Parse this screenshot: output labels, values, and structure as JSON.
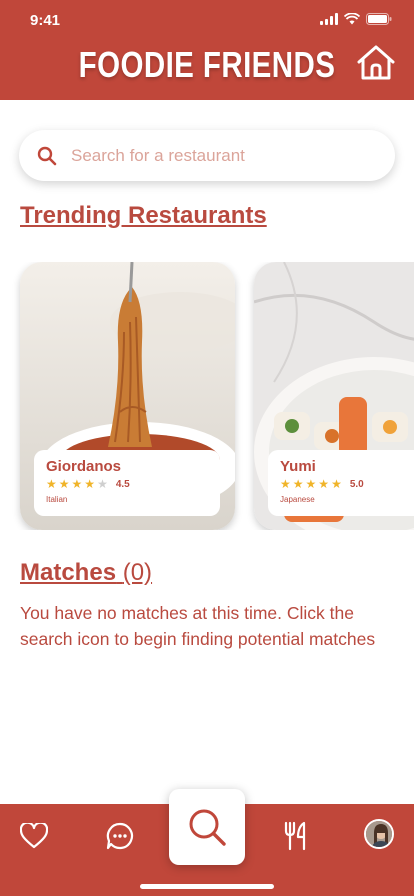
{
  "status_bar": {
    "time": "9:41"
  },
  "header": {
    "title": "FOODIE FRIENDS"
  },
  "search": {
    "placeholder": "Search for a restaurant"
  },
  "trending": {
    "title": "Trending Restaurants",
    "restaurants": [
      {
        "name": "Giordanos",
        "rating": "4.5",
        "stars": 4.5,
        "cuisine": "Italian"
      },
      {
        "name": "Yumi",
        "rating": "5.0",
        "stars": 5,
        "cuisine": "Japanese"
      }
    ]
  },
  "matches": {
    "title": "Matches",
    "count": "(0)",
    "empty_message": "You have no matches at this time. Click the search icon to begin finding potential matches"
  },
  "colors": {
    "brand": "#c0473a",
    "text": "#b94a3f",
    "star": "#f0b429"
  }
}
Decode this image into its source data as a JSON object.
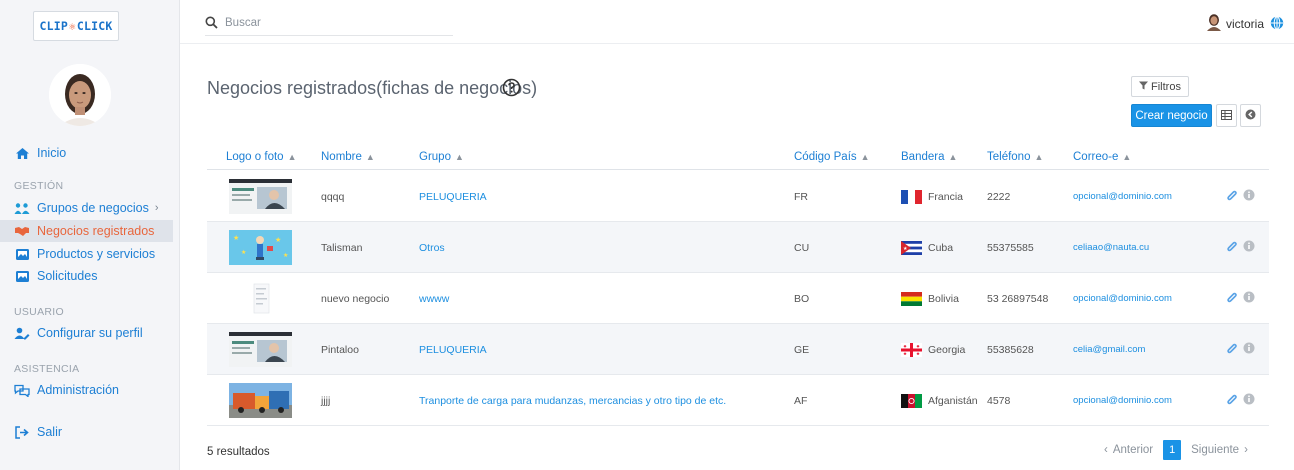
{
  "brand": {
    "logo_left": "CLIP",
    "logo_right": "CLICK"
  },
  "sidebar": {
    "home": "Inicio",
    "section_gestion": "GESTIÓN",
    "grupos": "Grupos de negocios",
    "negocios": "Negocios registrados",
    "productos": "Productos y servicios",
    "solicitudes": "Solicitudes",
    "section_usuario": "USUARIO",
    "perfil": "Configurar su perfil",
    "section_asistencia": "ASISTENCIA",
    "admin": "Administración",
    "salir": "Salir"
  },
  "topbar": {
    "search_placeholder": "Buscar",
    "username": "victoria"
  },
  "page": {
    "title": "Negocios registrados(fichas de negocios)"
  },
  "toolbar": {
    "filtros": "Filtros",
    "crear": "Crear negocio"
  },
  "table": {
    "headers": {
      "logo": "Logo o foto",
      "nombre": "Nombre",
      "grupo": "Grupo",
      "codigo": "Código País",
      "bandera": "Bandera",
      "telefono": "Teléfono",
      "correo": "Correo-e"
    },
    "rows": [
      {
        "nombre": "qqqq",
        "grupo": "PELUQUERIA",
        "codigo": "FR",
        "pais": "Francia",
        "telefono": "2222",
        "correo": "opcional@dominio.com"
      },
      {
        "nombre": "Talisman",
        "grupo": "Otros",
        "codigo": "CU",
        "pais": "Cuba",
        "telefono": "55375585",
        "correo": "celiaao@nauta.cu"
      },
      {
        "nombre": "nuevo negocio",
        "grupo": "wwww",
        "codigo": "BO",
        "pais": "Bolivia",
        "telefono": "53 26897548",
        "correo": "opcional@dominio.com"
      },
      {
        "nombre": "Pintaloo",
        "grupo": "PELUQUERIA",
        "codigo": "GE",
        "pais": "Georgia",
        "telefono": "55385628",
        "correo": "celia@gmail.com"
      },
      {
        "nombre": "jjjj",
        "grupo": "Tranporte de carga para mudanzas, mercancias y otro tipo de etc.",
        "codigo": "AF",
        "pais": "Afganistán",
        "telefono": "4578",
        "correo": "opcional@dominio.com"
      }
    ]
  },
  "footer": {
    "results": "5 resultados",
    "prev": "Anterior",
    "page": "1",
    "next": "Siguiente"
  },
  "colors": {
    "accent": "#1a93e6",
    "link": "#1d7fd4",
    "active": "#e8663d"
  }
}
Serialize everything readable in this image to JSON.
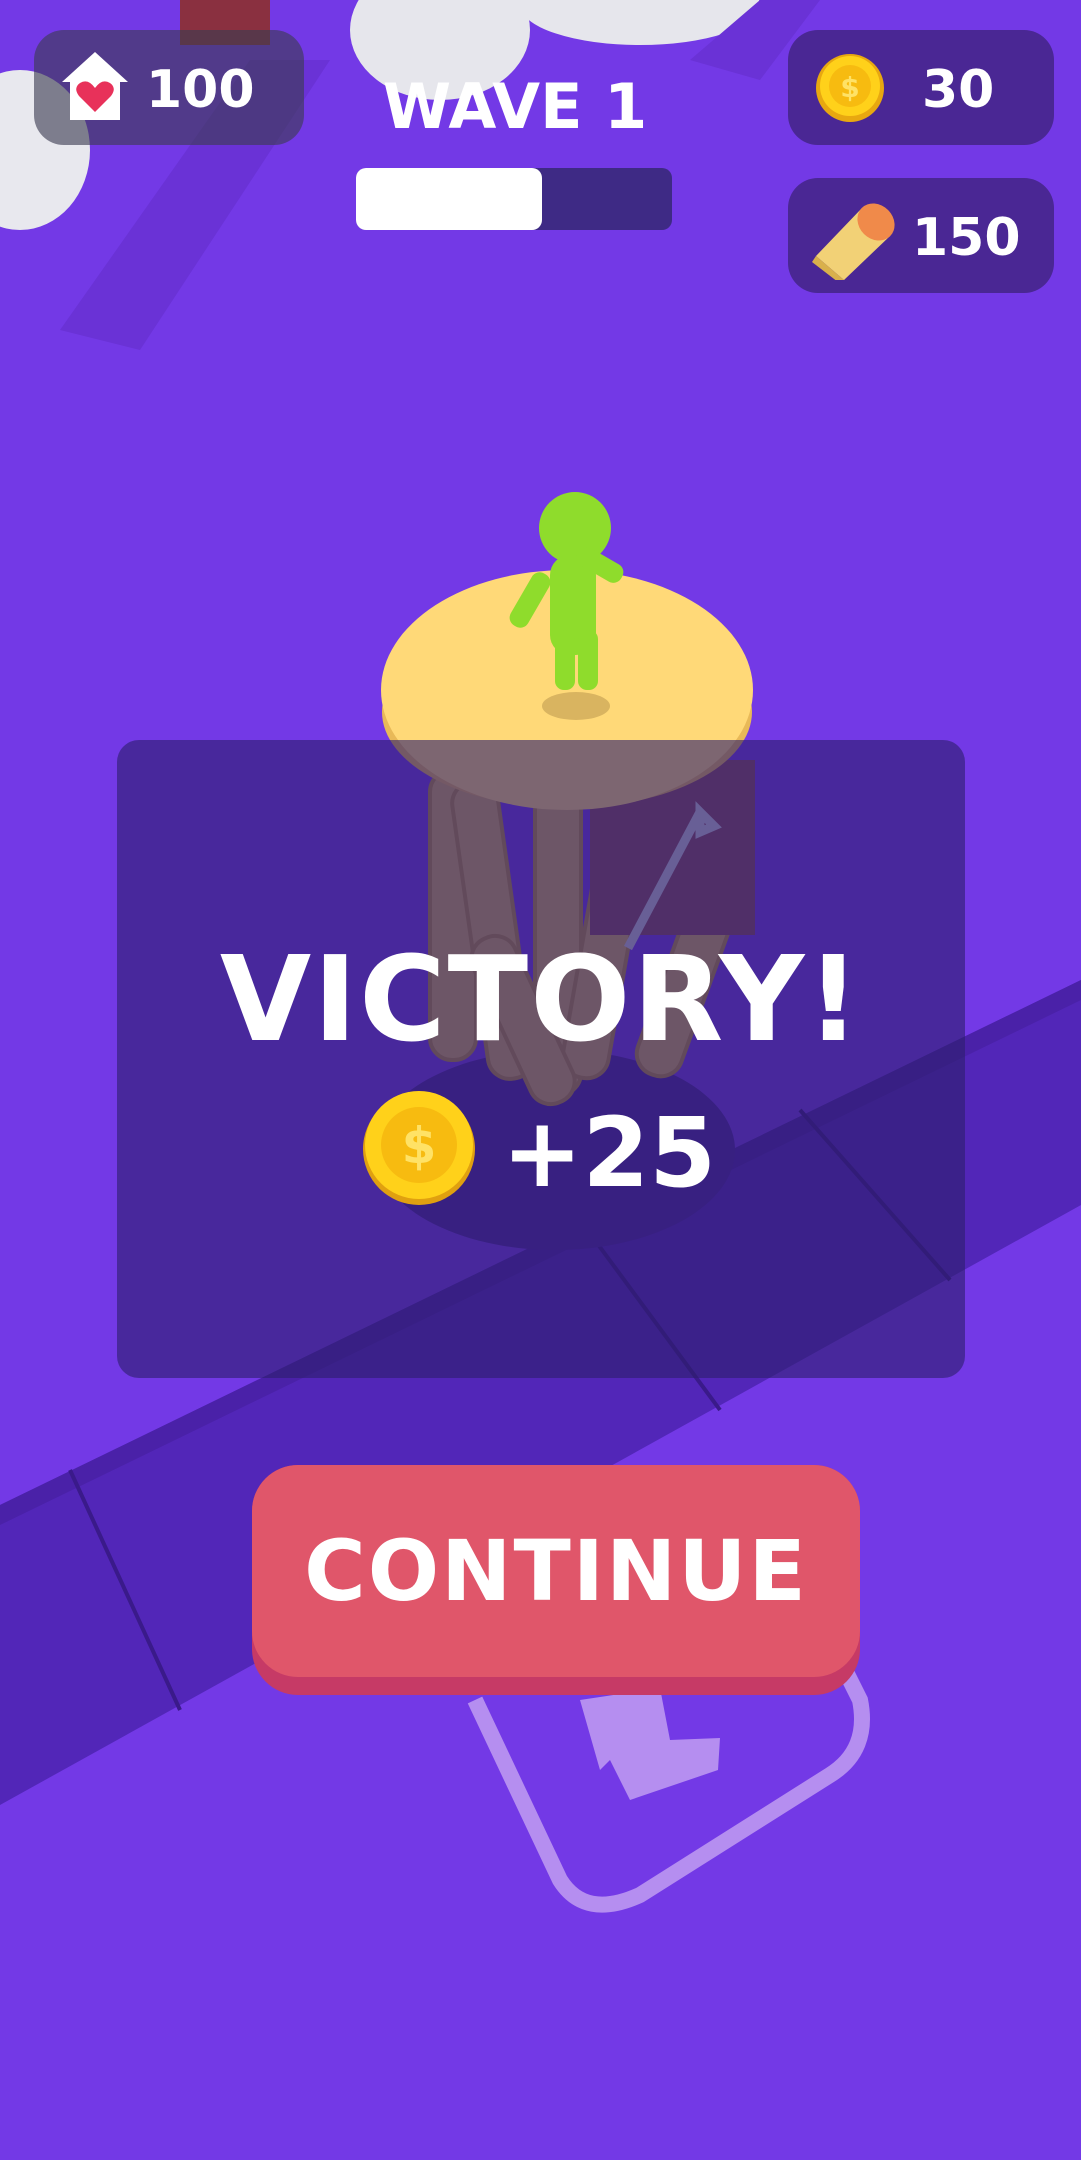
{
  "hud": {
    "health": "100",
    "wave_label": "WAVE 1",
    "wave_progress": 0.59,
    "coins": "30",
    "wood": "150"
  },
  "result": {
    "title": "VICTORY!",
    "reward": "+25"
  },
  "continue_label": "CONTINUE",
  "icons": {
    "health": "house-heart-icon",
    "coin": "gold-coin-icon",
    "wood": "wood-log-icon"
  },
  "colors": {
    "background": "#7339e6",
    "button": "#e0566a",
    "heart": "#e8315a",
    "coin": "#f6c21c",
    "character": "#8fdc2c"
  }
}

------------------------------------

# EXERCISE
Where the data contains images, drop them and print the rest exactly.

# RESULT OF THIS EXERCISE
Parse this screenshot: output labels, values, and structure as JSON.
{
  "status_bar": {
    "time": "9:41"
  },
  "header": {
    "title": "FOODIE FRIENDS"
  },
  "search": {
    "placeholder": "Search for a restaurant"
  },
  "trending": {
    "title": "Trending Restaurants",
    "restaurants": [
      {
        "name": "Giordanos",
        "rating": "4.5",
        "stars": 4.5,
        "cuisine": "Italian"
      },
      {
        "name": "Yumi",
        "rating": "5.0",
        "stars": 5,
        "cuisine": "Japanese"
      }
    ]
  },
  "matches": {
    "title": "Matches",
    "count": "(0)",
    "empty_message": "You have no matches at this time. Click the search icon to begin finding potential matches"
  },
  "colors": {
    "brand": "#c0473a",
    "text": "#b94a3f",
    "star": "#f0b429"
  }
}
Decode this image into its source data as a JSON object.
{
  "brand": {
    "logo_left": "CLIP",
    "logo_right": "CLICK"
  },
  "sidebar": {
    "home": "Inicio",
    "section_gestion": "GESTIÓN",
    "grupos": "Grupos de negocios",
    "negocios": "Negocios registrados",
    "productos": "Productos y servicios",
    "solicitudes": "Solicitudes",
    "section_usuario": "USUARIO",
    "perfil": "Configurar su perfil",
    "section_asistencia": "ASISTENCIA",
    "admin": "Administración",
    "salir": "Salir"
  },
  "topbar": {
    "search_placeholder": "Buscar",
    "username": "victoria"
  },
  "page": {
    "title": "Negocios registrados(fichas de negocios)"
  },
  "toolbar": {
    "filtros": "Filtros",
    "crear": "Crear negocio"
  },
  "table": {
    "headers": {
      "logo": "Logo o foto",
      "nombre": "Nombre",
      "grupo": "Grupo",
      "codigo": "Código País",
      "bandera": "Bandera",
      "telefono": "Teléfono",
      "correo": "Correo-e"
    },
    "rows": [
      {
        "nombre": "qqqq",
        "grupo": "PELUQUERIA",
        "codigo": "FR",
        "pais": "Francia",
        "telefono": "2222",
        "correo": "opcional@dominio.com"
      },
      {
        "nombre": "Talisman",
        "grupo": "Otros",
        "codigo": "CU",
        "pais": "Cuba",
        "telefono": "55375585",
        "correo": "celiaao@nauta.cu"
      },
      {
        "nombre": "nuevo negocio",
        "grupo": "wwww",
        "codigo": "BO",
        "pais": "Bolivia",
        "telefono": "53 26897548",
        "correo": "opcional@dominio.com"
      },
      {
        "nombre": "Pintaloo",
        "grupo": "PELUQUERIA",
        "codigo": "GE",
        "pais": "Georgia",
        "telefono": "55385628",
        "correo": "celia@gmail.com"
      },
      {
        "nombre": "jjjj",
        "grupo": "Tranporte de carga para mudanzas, mercancias y otro tipo de etc.",
        "codigo": "AF",
        "pais": "Afganistán",
        "telefono": "4578",
        "correo": "opcional@dominio.com"
      }
    ]
  },
  "footer": {
    "results": "5 resultados",
    "prev": "Anterior",
    "page": "1",
    "next": "Siguiente"
  },
  "colors": {
    "accent": "#1a93e6",
    "link": "#1d7fd4",
    "active": "#e8663d"
  }
}
Serialize everything readable in this image to JSON.
{
  "hud": {
    "health": "100",
    "wave_label": "WAVE 1",
    "wave_progress": 0.59,
    "coins": "30",
    "wood": "150"
  },
  "result": {
    "title": "VICTORY!",
    "reward": "+25"
  },
  "continue_label": "CONTINUE",
  "icons": {
    "health": "house-heart-icon",
    "coin": "gold-coin-icon",
    "wood": "wood-log-icon"
  },
  "colors": {
    "background": "#7339e6",
    "button": "#e0566a",
    "heart": "#e8315a",
    "coin": "#f6c21c",
    "character": "#8fdc2c"
  }
}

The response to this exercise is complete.